> Material supplied
########################################

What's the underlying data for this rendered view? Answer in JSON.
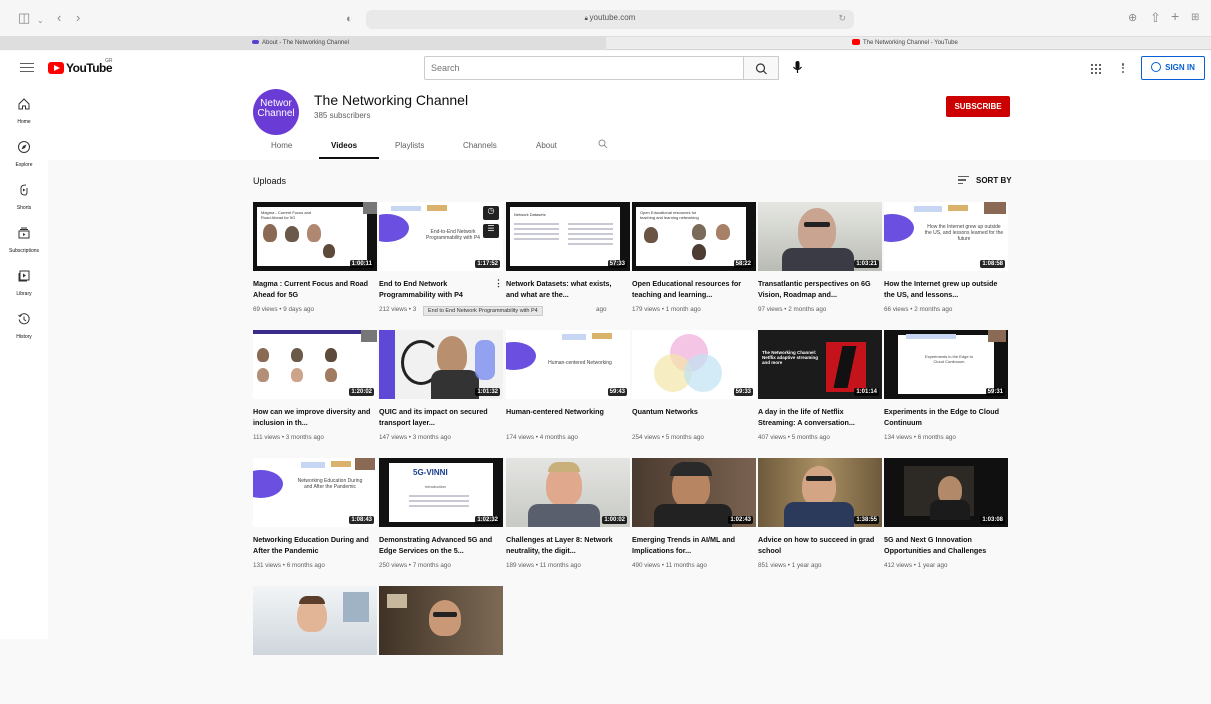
{
  "browser": {
    "address": "youtube.com",
    "tabs": [
      {
        "label": "About - The Networking Channel"
      },
      {
        "label": "The Networking Channel - YouTube"
      }
    ]
  },
  "header": {
    "logo_text": "YouTube",
    "region": "GR",
    "search_placeholder": "Search",
    "sign_in_label": "SIGN IN"
  },
  "sidebar": {
    "items": [
      {
        "label": "Home",
        "icon": "home-icon"
      },
      {
        "label": "Explore",
        "icon": "compass-icon"
      },
      {
        "label": "Shorts",
        "icon": "shorts-icon"
      },
      {
        "label": "Subscriptions",
        "icon": "subscriptions-icon"
      },
      {
        "label": "Library",
        "icon": "library-icon"
      },
      {
        "label": "History",
        "icon": "history-icon"
      }
    ]
  },
  "channel": {
    "avatar_line1": "Networ",
    "avatar_line2": "Channel",
    "title": "The Networking Channel",
    "subscribers": "385 subscribers",
    "subscribe_label": "SUBSCRIBE",
    "tabs": [
      "Home",
      "Videos",
      "Playlists",
      "Channels",
      "About"
    ],
    "active_tab": "Videos"
  },
  "uploads": {
    "heading": "Uploads",
    "sort_label": "SORT BY",
    "tooltip": "End to End Network Programmability with P4",
    "videos": [
      {
        "title": "Magma : Current Focus and Road Ahead for 5G",
        "meta": "69 views • 9 days ago",
        "duration": "1:00:11"
      },
      {
        "title": "End to End Network Programmability with P4",
        "meta": "212 views • 3",
        "duration": "1:17:52"
      },
      {
        "title": "Network Datasets: what exists, and what are the...",
        "meta": "ago",
        "duration": "57:33"
      },
      {
        "title": "Open Educational resources for teaching and learning...",
        "meta": "179 views • 1 month ago",
        "duration": "58:22"
      },
      {
        "title": "Transatlantic perspectives on 6G Vision, Roadmap and...",
        "meta": "97 views • 2 months ago",
        "duration": "1:03:21"
      },
      {
        "title": "How the Internet grew up outside the US, and lessons...",
        "meta": "66 views • 2 months ago",
        "duration": "1:08:58"
      },
      {
        "title": "How can we improve diversity and inclusion in th...",
        "meta": "111 views • 3 months ago",
        "duration": "1:20:02"
      },
      {
        "title": "QUIC and its impact on secured transport layer...",
        "meta": "147 views • 3 months ago",
        "duration": "1:01:32"
      },
      {
        "title": "Human-centered Networking",
        "meta": "174 views • 4 months ago",
        "duration": "59:43"
      },
      {
        "title": "Quantum Networks",
        "meta": "254 views • 5 months ago",
        "duration": "59:33"
      },
      {
        "title": "A day in the life of Netflix Streaming: A conversation...",
        "meta": "407 views • 5 months ago",
        "duration": "1:01:14"
      },
      {
        "title": "Experiments in the Edge to Cloud Continuum",
        "meta": "134 views • 6 months ago",
        "duration": "59:31"
      },
      {
        "title": "Networking Education During and After the Pandemic",
        "meta": "131 views • 6 months ago",
        "duration": "1:08:43"
      },
      {
        "title": "Demonstrating Advanced 5G and Edge Services on the 5...",
        "meta": "250 views • 7 months ago",
        "duration": "1:02:32"
      },
      {
        "title": "Challenges at Layer 8: Network neutrality, the digit...",
        "meta": "189 views • 11 months ago",
        "duration": "1:00:02"
      },
      {
        "title": "Emerging Trends in AI/ML and Implications for...",
        "meta": "490 views • 11 months ago",
        "duration": "1:02:43"
      },
      {
        "title": "Advice on how to succeed in grad school",
        "meta": "851 views • 1 year ago",
        "duration": "1:38:55"
      },
      {
        "title": "5G and Next G Innovation Opportunities and Challenges",
        "meta": "412 views • 1 year ago",
        "duration": "1:03:08"
      },
      {
        "title": "",
        "meta": "",
        "duration": ""
      },
      {
        "title": "",
        "meta": "",
        "duration": ""
      }
    ]
  },
  "thumb_text": {
    "v1": "Magma - Current Focus and Road Ahead for 5G",
    "v2": "End-to-End Network Programmability with P4",
    "v3": "Network Datasets",
    "v4": "Open Educational resources for teaching and learning networking",
    "v6": "How the Internet grew up outside the US, and lessons learned for the future",
    "v9": "Human-centered Networking",
    "v11": "The Networking Channel: Netflix adaptive streaming and more",
    "v12": "Experiments in the Edge to Cloud Continuum",
    "v13": "Networking Education During and After the Pandemic",
    "v14": "5G-VINNI",
    "v14b": "Introduction"
  }
}
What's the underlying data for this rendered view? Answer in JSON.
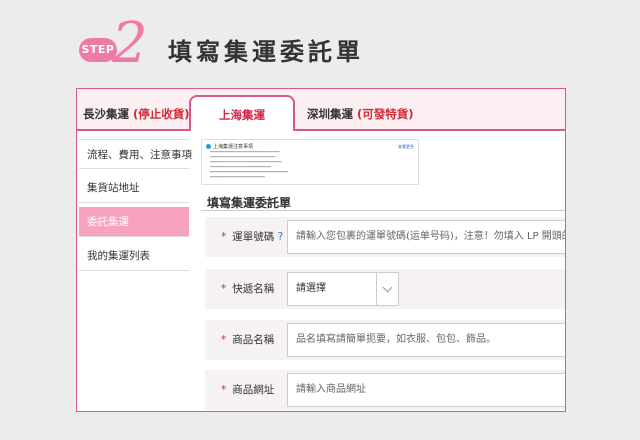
{
  "header": {
    "step_badge": "STEP",
    "step_number": "2",
    "title": "填寫集運委託單"
  },
  "tabs": [
    {
      "label": "長沙集運",
      "note": "(停止收貨)"
    },
    {
      "label": "上海集運",
      "note": ""
    },
    {
      "label": "深圳集運",
      "note": "(可發特貨)"
    }
  ],
  "sidebar": {
    "items": [
      {
        "label": "流程、費用、注意事項"
      },
      {
        "label": "集貨站地址"
      },
      {
        "label": "委託集運"
      },
      {
        "label": "我的集運列表"
      }
    ]
  },
  "notice": {
    "title": "上海集運注意事項",
    "link": "查看更多"
  },
  "form": {
    "title": "填寫集運委託單",
    "tracking": {
      "label": "運單號碼",
      "help": "?",
      "placeholder": "請輸入您包裹的運單號碼(运单号码)，注意！勿填入 LP 開頭的物流"
    },
    "courier": {
      "label": "快遞名稱",
      "selected": "請選擇"
    },
    "product_name": {
      "label": "商品名稱",
      "placeholder": "品名填寫請簡單扼要，如衣服、包包、飾品。"
    },
    "product_url": {
      "label": "商品網址",
      "placeholder": "請輸入商品網址"
    },
    "required_mark": "*"
  }
}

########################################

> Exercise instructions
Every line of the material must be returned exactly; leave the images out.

> Exercise output
What's the underlying data for this rendered view? Answer in JSON.
{
  "browser": {
    "address": "youtube.com",
    "tabs": [
      {
        "label": "About - The Networking Channel"
      },
      {
        "label": "The Networking Channel - YouTube"
      }
    ]
  },
  "header": {
    "logo_text": "YouTube",
    "region": "GR",
    "search_placeholder": "Search",
    "sign_in_label": "SIGN IN"
  },
  "sidebar": {
    "items": [
      {
        "label": "Home",
        "icon": "home-icon"
      },
      {
        "label": "Explore",
        "icon": "compass-icon"
      },
      {
        "label": "Shorts",
        "icon": "shorts-icon"
      },
      {
        "label": "Subscriptions",
        "icon": "subscriptions-icon"
      },
      {
        "label": "Library",
        "icon": "library-icon"
      },
      {
        "label": "History",
        "icon": "history-icon"
      }
    ]
  },
  "channel": {
    "avatar_line1": "Networ",
    "avatar_line2": "Channel",
    "title": "The Networking Channel",
    "subscribers": "385 subscribers",
    "subscribe_label": "SUBSCRIBE",
    "tabs": [
      "Home",
      "Videos",
      "Playlists",
      "Channels",
      "About"
    ],
    "active_tab": "Videos"
  },
  "uploads": {
    "heading": "Uploads",
    "sort_label": "SORT BY",
    "tooltip": "End to End Network Programmability with P4",
    "videos": [
      {
        "title": "Magma : Current Focus and Road Ahead for 5G",
        "meta": "69 views • 9 days ago",
        "duration": "1:00:11"
      },
      {
        "title": "End to End Network Programmability with P4",
        "meta": "212 views • 3",
        "duration": "1:17:52"
      },
      {
        "title": "Network Datasets: what exists, and what are the...",
        "meta": "ago",
        "duration": "57:33"
      },
      {
        "title": "Open Educational resources for teaching and learning...",
        "meta": "179 views • 1 month ago",
        "duration": "58:22"
      },
      {
        "title": "Transatlantic perspectives on 6G Vision, Roadmap and...",
        "meta": "97 views • 2 months ago",
        "duration": "1:03:21"
      },
      {
        "title": "How the Internet grew up outside the US, and lessons...",
        "meta": "66 views • 2 months ago",
        "duration": "1:08:58"
      },
      {
        "title": "How can we improve diversity and inclusion in th...",
        "meta": "111 views • 3 months ago",
        "duration": "1:20:02"
      },
      {
        "title": "QUIC and its impact on secured transport layer...",
        "meta": "147 views • 3 months ago",
        "duration": "1:01:32"
      },
      {
        "title": "Human-centered Networking",
        "meta": "174 views • 4 months ago",
        "duration": "59:43"
      },
      {
        "title": "Quantum Networks",
        "meta": "254 views • 5 months ago",
        "duration": "59:33"
      },
      {
        "title": "A day in the life of Netflix Streaming: A conversation...",
        "meta": "407 views • 5 months ago",
        "duration": "1:01:14"
      },
      {
        "title": "Experiments in the Edge to Cloud Continuum",
        "meta": "134 views • 6 months ago",
        "duration": "59:31"
      },
      {
        "title": "Networking Education During and After the Pandemic",
        "meta": "131 views • 6 months ago",
        "duration": "1:08:43"
      },
      {
        "title": "Demonstrating Advanced 5G and Edge Services on the 5...",
        "meta": "250 views • 7 months ago",
        "duration": "1:02:32"
      },
      {
        "title": "Challenges at Layer 8: Network neutrality, the digit...",
        "meta": "189 views • 11 months ago",
        "duration": "1:00:02"
      },
      {
        "title": "Emerging Trends in AI/ML and Implications for...",
        "meta": "490 views • 11 months ago",
        "duration": "1:02:43"
      },
      {
        "title": "Advice on how to succeed in grad school",
        "meta": "851 views • 1 year ago",
        "duration": "1:38:55"
      },
      {
        "title": "5G and Next G Innovation Opportunities and Challenges",
        "meta": "412 views • 1 year ago",
        "duration": "1:03:08"
      },
      {
        "title": "",
        "meta": "",
        "duration": ""
      },
      {
        "title": "",
        "meta": "",
        "duration": ""
      }
    ]
  },
  "thumb_text": {
    "v1": "Magma - Current Focus and Road Ahead for 5G",
    "v2": "End-to-End Network Programmability with P4",
    "v3": "Network Datasets",
    "v4": "Open Educational resources for teaching and learning networking",
    "v6": "How the Internet grew up outside the US, and lessons learned for the future",
    "v9": "Human-centered Networking",
    "v11": "The Networking Channel: Netflix adaptive streaming and more",
    "v12": "Experiments in the Edge to Cloud Continuum",
    "v13": "Networking Education During and After the Pandemic",
    "v14": "5G-VINNI",
    "v14b": "Introduction"
  }
}
What's the underlying data for this rendered view? Answer in JSON.
{
  "header": {
    "step_badge": "STEP",
    "step_number": "2",
    "title": "填寫集運委託單"
  },
  "tabs": [
    {
      "label": "長沙集運",
      "note": "(停止收貨)"
    },
    {
      "label": "上海集運",
      "note": ""
    },
    {
      "label": "深圳集運",
      "note": "(可發特貨)"
    }
  ],
  "sidebar": {
    "items": [
      {
        "label": "流程、費用、注意事項"
      },
      {
        "label": "集貨站地址"
      },
      {
        "label": "委託集運"
      },
      {
        "label": "我的集運列表"
      }
    ]
  },
  "notice": {
    "title": "上海集運注意事項",
    "link": "查看更多"
  },
  "form": {
    "title": "填寫集運委託單",
    "tracking": {
      "label": "運單號碼",
      "help": "?",
      "placeholder": "請輸入您包裹的運單號碼(运单号码)，注意！勿填入 LP 開頭的物流"
    },
    "courier": {
      "label": "快遞名稱",
      "selected": "請選擇"
    },
    "product_name": {
      "label": "商品名稱",
      "placeholder": "品名填寫請簡單扼要，如衣服、包包、飾品。"
    },
    "product_url": {
      "label": "商品網址",
      "placeholder": "請輸入商品網址"
    },
    "required_mark": "*"
  }
}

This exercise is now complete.